Problem to work on: Please find every line below that includes "Plumbing" and report how many there are. Nothing else is needed.

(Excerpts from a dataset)
-=-=-

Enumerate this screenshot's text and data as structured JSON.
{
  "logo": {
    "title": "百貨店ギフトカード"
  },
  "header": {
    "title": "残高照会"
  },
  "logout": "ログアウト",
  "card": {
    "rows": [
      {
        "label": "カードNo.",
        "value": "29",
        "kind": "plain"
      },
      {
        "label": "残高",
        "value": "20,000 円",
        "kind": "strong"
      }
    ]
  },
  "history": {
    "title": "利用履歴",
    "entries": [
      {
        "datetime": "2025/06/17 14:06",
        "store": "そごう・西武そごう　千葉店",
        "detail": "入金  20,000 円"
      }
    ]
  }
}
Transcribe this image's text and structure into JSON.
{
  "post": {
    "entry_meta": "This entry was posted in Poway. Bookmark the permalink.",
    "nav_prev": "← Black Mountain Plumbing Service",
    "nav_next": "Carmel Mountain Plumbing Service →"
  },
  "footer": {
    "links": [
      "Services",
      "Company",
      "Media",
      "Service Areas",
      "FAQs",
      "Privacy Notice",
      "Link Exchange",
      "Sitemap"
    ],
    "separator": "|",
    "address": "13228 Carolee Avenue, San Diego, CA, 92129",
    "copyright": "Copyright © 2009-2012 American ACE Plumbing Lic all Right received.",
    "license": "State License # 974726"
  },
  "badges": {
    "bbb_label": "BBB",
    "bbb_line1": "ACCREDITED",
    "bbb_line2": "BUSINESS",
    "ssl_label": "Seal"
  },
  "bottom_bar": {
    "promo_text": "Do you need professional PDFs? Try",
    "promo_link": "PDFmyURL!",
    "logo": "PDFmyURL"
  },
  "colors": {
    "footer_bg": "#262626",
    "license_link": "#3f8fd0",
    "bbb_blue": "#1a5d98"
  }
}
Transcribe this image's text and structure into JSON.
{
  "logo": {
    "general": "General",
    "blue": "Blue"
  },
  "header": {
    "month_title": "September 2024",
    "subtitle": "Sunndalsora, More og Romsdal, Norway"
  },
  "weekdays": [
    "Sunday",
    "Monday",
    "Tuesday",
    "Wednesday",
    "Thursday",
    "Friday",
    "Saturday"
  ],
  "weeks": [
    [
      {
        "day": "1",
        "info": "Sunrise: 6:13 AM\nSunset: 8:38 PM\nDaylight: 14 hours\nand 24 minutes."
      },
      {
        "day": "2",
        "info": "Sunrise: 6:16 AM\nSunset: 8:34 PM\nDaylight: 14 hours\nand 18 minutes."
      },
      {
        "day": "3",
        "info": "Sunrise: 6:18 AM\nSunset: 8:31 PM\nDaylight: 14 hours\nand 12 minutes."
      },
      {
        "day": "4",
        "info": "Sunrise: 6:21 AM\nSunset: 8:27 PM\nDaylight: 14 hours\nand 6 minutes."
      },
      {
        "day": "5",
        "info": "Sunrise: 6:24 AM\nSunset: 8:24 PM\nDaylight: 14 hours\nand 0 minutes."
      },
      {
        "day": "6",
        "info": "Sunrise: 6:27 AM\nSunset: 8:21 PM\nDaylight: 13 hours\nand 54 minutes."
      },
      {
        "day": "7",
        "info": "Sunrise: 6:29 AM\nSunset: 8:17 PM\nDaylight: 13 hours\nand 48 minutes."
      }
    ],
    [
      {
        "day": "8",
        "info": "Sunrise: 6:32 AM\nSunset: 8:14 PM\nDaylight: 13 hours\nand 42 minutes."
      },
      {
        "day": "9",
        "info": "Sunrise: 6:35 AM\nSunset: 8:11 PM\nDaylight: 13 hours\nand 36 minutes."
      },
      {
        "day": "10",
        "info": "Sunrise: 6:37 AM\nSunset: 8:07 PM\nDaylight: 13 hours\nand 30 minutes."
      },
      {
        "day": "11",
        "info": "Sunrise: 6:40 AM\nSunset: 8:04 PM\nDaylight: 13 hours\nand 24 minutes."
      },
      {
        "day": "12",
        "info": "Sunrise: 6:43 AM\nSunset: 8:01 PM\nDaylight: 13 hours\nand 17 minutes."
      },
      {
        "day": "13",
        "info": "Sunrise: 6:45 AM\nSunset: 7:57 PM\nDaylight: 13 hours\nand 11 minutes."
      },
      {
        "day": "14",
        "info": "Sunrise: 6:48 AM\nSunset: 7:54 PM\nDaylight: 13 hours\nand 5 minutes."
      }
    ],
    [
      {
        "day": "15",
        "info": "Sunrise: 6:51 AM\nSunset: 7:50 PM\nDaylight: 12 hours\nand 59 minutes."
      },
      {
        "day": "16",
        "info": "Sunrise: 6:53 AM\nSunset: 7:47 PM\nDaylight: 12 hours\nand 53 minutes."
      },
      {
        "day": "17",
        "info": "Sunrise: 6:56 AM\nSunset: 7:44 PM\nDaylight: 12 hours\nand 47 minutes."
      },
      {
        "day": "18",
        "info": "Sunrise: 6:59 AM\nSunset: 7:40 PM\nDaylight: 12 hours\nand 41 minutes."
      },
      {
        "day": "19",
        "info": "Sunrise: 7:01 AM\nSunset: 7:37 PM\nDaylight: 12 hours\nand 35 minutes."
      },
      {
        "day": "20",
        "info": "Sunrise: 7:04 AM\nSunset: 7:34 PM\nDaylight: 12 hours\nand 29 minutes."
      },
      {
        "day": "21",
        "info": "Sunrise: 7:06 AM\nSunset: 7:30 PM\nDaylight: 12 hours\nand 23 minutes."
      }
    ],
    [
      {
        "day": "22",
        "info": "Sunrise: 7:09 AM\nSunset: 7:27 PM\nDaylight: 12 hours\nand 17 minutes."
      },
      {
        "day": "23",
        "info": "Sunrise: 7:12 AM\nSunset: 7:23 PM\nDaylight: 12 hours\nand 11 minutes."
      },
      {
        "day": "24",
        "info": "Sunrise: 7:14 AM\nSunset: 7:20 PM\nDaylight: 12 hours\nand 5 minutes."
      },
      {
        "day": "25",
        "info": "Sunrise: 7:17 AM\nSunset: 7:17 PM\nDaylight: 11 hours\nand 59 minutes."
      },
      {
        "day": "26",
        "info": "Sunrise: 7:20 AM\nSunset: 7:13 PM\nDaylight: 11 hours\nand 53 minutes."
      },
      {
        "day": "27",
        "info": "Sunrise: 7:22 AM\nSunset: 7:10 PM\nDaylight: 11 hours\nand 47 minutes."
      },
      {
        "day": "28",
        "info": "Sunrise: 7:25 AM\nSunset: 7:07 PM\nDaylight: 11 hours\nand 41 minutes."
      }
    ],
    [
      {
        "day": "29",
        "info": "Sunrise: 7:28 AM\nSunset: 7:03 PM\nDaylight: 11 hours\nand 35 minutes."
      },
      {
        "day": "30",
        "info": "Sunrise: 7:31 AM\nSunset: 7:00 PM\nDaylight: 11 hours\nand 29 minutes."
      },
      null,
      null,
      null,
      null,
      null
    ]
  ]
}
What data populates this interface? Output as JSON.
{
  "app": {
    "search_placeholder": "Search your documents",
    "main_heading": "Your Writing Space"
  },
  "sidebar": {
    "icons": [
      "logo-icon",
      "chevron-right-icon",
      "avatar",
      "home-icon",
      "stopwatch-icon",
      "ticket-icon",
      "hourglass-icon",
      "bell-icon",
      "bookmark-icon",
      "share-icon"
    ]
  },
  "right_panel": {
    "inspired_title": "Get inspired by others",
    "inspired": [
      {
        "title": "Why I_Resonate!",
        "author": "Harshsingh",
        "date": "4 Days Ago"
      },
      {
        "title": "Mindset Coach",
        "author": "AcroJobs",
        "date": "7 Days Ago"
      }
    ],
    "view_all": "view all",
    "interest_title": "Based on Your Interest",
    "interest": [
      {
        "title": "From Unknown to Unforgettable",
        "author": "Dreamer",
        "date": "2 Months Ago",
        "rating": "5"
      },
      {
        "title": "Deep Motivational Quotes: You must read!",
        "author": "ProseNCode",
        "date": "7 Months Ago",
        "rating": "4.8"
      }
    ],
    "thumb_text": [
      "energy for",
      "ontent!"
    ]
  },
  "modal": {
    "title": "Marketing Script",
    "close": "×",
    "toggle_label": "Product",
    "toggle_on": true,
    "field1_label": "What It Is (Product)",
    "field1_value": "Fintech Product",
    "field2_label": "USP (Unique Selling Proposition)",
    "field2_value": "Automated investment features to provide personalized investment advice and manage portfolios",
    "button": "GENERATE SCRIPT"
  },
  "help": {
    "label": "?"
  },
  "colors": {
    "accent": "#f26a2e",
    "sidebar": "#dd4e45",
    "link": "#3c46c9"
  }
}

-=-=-

Exercise output: 3